Nizam Al-Mulk


(personal name, Abu Ali Hasan ibn Ali). Born 1017, near Tus, Khorasan Province; died Oct. 14, 1092, near Nehavand. Statesman of the Seljuk state.

Son of a small-scale landowner, Nizam al-Mulk became vizier to Alp Arslan in 1063 and to Malik Shah in 1072. He supported strong central authority and expounded his views in Siyasatnama (On the History and Art of Government). Several editions of the Persian text of this work exist, along with French, Russian, German, and English translations. Nizam al-Mulk was murdered by the Ismailians.


Siaset-name: Kniga opravlenii vezira XI stoletiia Nizam al-Mul’ka. Moscow-Leningrad, 1949. (Translation, introduction, and notes by B. N. Zakhoder.)
The Great Soviet Encyclopedia, 3rd Edition (1970-1979). © 2010 The Gale Group, Inc. All rights reserved.
References in periodicals archive ?
In 499/1106, Nizam al-Mulk's son, Fakhr al-Mulk, requested that he accept a teaching position at his old school, the Nizamiyya of Nishapur.
Professor Antony Black, a specialist in Islamic political thought, notes that Nizam al-Mulk, a pious Muslim with Sufi leanings, "played a formative part in the establishment of judicial, fiscal and administrative structures which remained operative in Persia down to the nineteenth century".
This interpretation receives considerable support in Nizam al-Mulk's report of Sunbadh's claim to have found the end of the Arabs' reign foretold in one of "the books of the Sasanids." (54)
The match-up between Iranian Supreme Leader Ali Khamenei and Obama is not a battle between equals, but rather a historical grudge match between Nizam al-Mulk, the eleventh century Persian Machiavelli, and Neville Chamberlain or Jimmy Carter.
The latter works were produced earlier and in quite different socio-political circumstances than even, say, those of Nizam al-Mulk and Abu Nasr al-Utbi (both eleventh century).
Later, numerous madrasas were established across the Muslim world by the great Seljuk vizier, Nizam al-Mulk.

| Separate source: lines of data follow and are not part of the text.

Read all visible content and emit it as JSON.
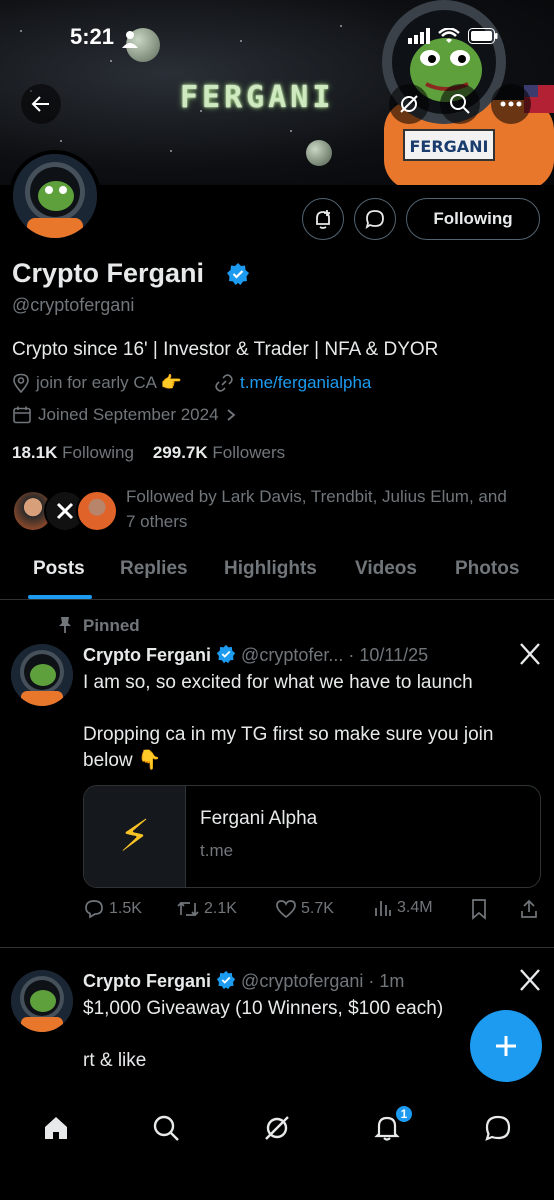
{
  "status_bar": {
    "time": "5:21"
  },
  "banner": {
    "title": "FERGANI",
    "suit_label": "FERGANI"
  },
  "profile": {
    "display_name": "Crypto Fergani",
    "handle": "@cryptofergani",
    "bio": "Crypto since 16' | Investor & Trader | NFA & DYOR",
    "location": "join for early CA 👉",
    "website": "t.me/ferganialpha",
    "joined": "Joined September 2024",
    "following_count": "18.1K",
    "following_label": "Following",
    "followers_count": "299.7K",
    "followers_label": "Followers",
    "followed_by_line1": "Followed by Lark Davis, Trendbit, Julius Elum, and",
    "followed_by_line2": "7 others",
    "following_button": "Following"
  },
  "tabs": [
    {
      "label": "Posts",
      "active": true
    },
    {
      "label": "Replies"
    },
    {
      "label": "Highlights"
    },
    {
      "label": "Videos"
    },
    {
      "label": "Photos"
    }
  ],
  "posts": [
    {
      "pinned_label": "Pinned",
      "author": "Crypto Fergani",
      "handle": "@cryptofer...",
      "time": "· 10/11/25",
      "text_line1": "I am so, so excited for what we have to launch",
      "text_line2": "Dropping ca in my TG first so make sure you join",
      "text_line3": "below 👇",
      "link_card": {
        "title": "Fergani Alpha",
        "domain": "t.me",
        "thumb": "⚡"
      },
      "replies": "1.5K",
      "reposts": "2.1K",
      "likes": "5.7K",
      "views": "3.4M"
    },
    {
      "author": "Crypto Fergani",
      "handle": "@cryptofergani",
      "time": "· 1m",
      "text_line1": "$1,000 Giveaway (10 Winners, $100 each)",
      "text_line2": "rt & like"
    }
  ],
  "bottom_nav": {
    "notifications_badge": "1"
  },
  "colors": {
    "accent": "#1d9bf0",
    "muted": "#71767b",
    "border": "#2f3336",
    "background": "#000000"
  }
}
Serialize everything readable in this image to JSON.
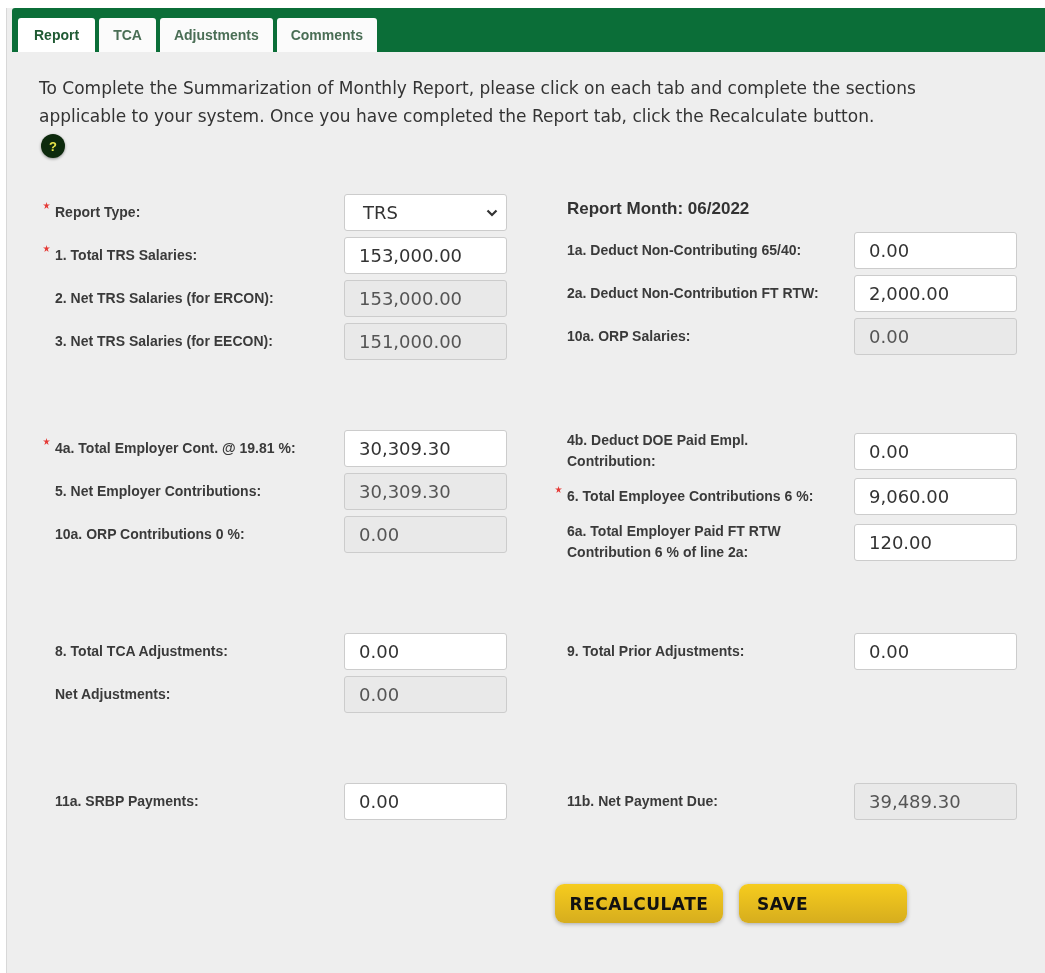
{
  "tabs": [
    {
      "label": "Report",
      "selected": true
    },
    {
      "label": "TCA",
      "selected": false
    },
    {
      "label": "Adjustments",
      "selected": false
    },
    {
      "label": "Comments",
      "selected": false
    }
  ],
  "intro": "To Complete the Summarization of Monthly Report, please click on each tab and complete the sections applicable to your system. Once you have completed the Report tab, click the Recalculate button.",
  "help": {
    "label": "?"
  },
  "sections": [
    {
      "left": [
        {
          "label": "Report Type:",
          "required": true,
          "kind": "select",
          "value": "TRS"
        },
        {
          "label": "1. Total TRS Salaries:",
          "required": true,
          "kind": "input",
          "value": "153,000.00"
        },
        {
          "label": "2. Net TRS Salaries (for ERCON):",
          "required": false,
          "kind": "readonly",
          "value": "153,000.00"
        },
        {
          "label": "3. Net TRS Salaries (for EECON):",
          "required": false,
          "kind": "readonly",
          "value": "151,000.00"
        }
      ],
      "heading": "Report Month: 06/2022",
      "right": [
        {
          "label": "1a. Deduct Non-Contributing 65/40:",
          "required": false,
          "kind": "input",
          "value": "0.00"
        },
        {
          "label": "2a. Deduct Non-Contribution FT RTW:",
          "required": false,
          "kind": "input",
          "value": "2,000.00"
        },
        {
          "label": "10a. ORP Salaries:",
          "required": false,
          "kind": "readonly",
          "value": "0.00"
        }
      ]
    },
    {
      "left": [
        {
          "label": "4a. Total Employer Cont. @ 19.81 %:",
          "required": true,
          "kind": "input",
          "value": "30,309.30"
        },
        {
          "label": "5. Net Employer Contributions:",
          "required": false,
          "kind": "readonly",
          "value": "30,309.30"
        },
        {
          "label": "10a. ORP Contributions 0 %:",
          "required": false,
          "kind": "readonly",
          "value": "0.00"
        }
      ],
      "right": [
        {
          "label": "4b. Deduct DOE Paid Empl. Contribution:",
          "required": false,
          "kind": "input",
          "value": "0.00"
        },
        {
          "label": "6. Total Employee Contributions 6 %:",
          "required": true,
          "kind": "input",
          "value": "9,060.00"
        },
        {
          "label": "6a. Total Employer Paid FT RTW Contribution 6 % of line 2a:",
          "required": false,
          "kind": "input",
          "value": "120.00"
        }
      ]
    },
    {
      "left": [
        {
          "label": "8. Total TCA Adjustments:",
          "required": false,
          "kind": "input",
          "value": "0.00"
        },
        {
          "label": "Net Adjustments:",
          "required": false,
          "kind": "readonly",
          "value": "0.00"
        }
      ],
      "right": [
        {
          "label": "9. Total Prior Adjustments:",
          "required": false,
          "kind": "input",
          "value": "0.00"
        }
      ]
    },
    {
      "left": [
        {
          "label": "11a. SRBP Payments:",
          "required": false,
          "kind": "input",
          "value": "0.00"
        }
      ],
      "right": [
        {
          "label": "11b. Net Payment Due:",
          "required": false,
          "kind": "readonly",
          "value": "39,489.30"
        }
      ]
    }
  ],
  "buttons": [
    {
      "label": "RECALCULATE",
      "kind": "recalculate"
    },
    {
      "label": "SAVE",
      "kind": "save"
    }
  ]
}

At a madrasa, students would be educated further in religious sciences, Arabic, and secular studies such as medicine, mathematics, astronomy, history, and geography, among many other topics.

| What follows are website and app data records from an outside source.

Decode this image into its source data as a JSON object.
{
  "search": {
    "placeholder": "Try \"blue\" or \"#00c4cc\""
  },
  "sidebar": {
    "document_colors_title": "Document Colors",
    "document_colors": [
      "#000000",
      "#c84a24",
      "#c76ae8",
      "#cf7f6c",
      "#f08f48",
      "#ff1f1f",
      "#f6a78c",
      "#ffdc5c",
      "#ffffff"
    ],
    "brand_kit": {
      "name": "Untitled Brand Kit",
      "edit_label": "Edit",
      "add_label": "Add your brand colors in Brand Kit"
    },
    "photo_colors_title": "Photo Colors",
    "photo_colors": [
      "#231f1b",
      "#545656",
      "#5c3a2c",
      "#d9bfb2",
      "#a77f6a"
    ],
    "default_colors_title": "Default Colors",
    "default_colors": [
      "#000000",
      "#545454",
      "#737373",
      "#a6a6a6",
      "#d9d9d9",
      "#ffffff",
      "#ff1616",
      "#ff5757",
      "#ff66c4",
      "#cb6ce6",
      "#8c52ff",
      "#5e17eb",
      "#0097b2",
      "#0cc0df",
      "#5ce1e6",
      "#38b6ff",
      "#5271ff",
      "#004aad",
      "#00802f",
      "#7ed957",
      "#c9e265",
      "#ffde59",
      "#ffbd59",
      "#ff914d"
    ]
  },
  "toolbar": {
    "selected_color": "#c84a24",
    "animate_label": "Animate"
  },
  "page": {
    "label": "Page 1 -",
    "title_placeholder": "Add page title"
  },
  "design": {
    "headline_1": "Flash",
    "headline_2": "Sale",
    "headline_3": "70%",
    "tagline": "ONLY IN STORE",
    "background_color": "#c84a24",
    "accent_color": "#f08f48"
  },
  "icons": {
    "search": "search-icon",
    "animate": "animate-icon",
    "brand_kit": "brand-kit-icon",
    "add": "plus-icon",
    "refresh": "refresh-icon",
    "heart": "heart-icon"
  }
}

ySTANBUL (CyHAN)- In my previous article, I extracted pieces of advice for today's leaders from "Siyasatnama" (The Book of Government), a book by Nizam al-Mulk, who has a very important place in the Turkish statehood tradition.
To bolster Mughal rule, and to foster a strong centralized state that could withstand centrifugal challenges, Aurangzeb's historians wrote of converting Hindus and eradicating heresy, much in the same way as Nizam al-Mulk encouraged the Seljuq sultan never to trust Shi'is while he himself had married his daughter to one, or advised him against people of bad religion while implementing numerous policies of non-partisanship in the empire.
Who can say these golden pieces of advice Nizam al-Mulk gave to the sultan nine centuries ago are not needed by today's leaders?
The religious policy of the early Seljuq empire is characterized in just one sentence which says simply that many schools were opened under the reign of Nizam al-Mulk and Alp Arslan (p.
Carole Hillenbrand ("The Saljuq-Isma ili Power Struggle") points out that, contrary to the popular view of the Saljuqs as dedicated upholders of Sunnism and of the Isma ilis as a constant threat to order and the true faith, the period of most intense conflict, marked by the greatest number of assassinations of political figures by Isma ilis, was a very short one, between 488/1095 and 493/1100, and peaking around 490/1097 - in other words, at that "moment of extreme disarray and weakness on the Saljuq side" which followed the removal and subsequent assassination of Nizam al-Mulk and the death of Malikshah, during which Hasan-i Sabbah was consolidating his power in the western Saljuq domains.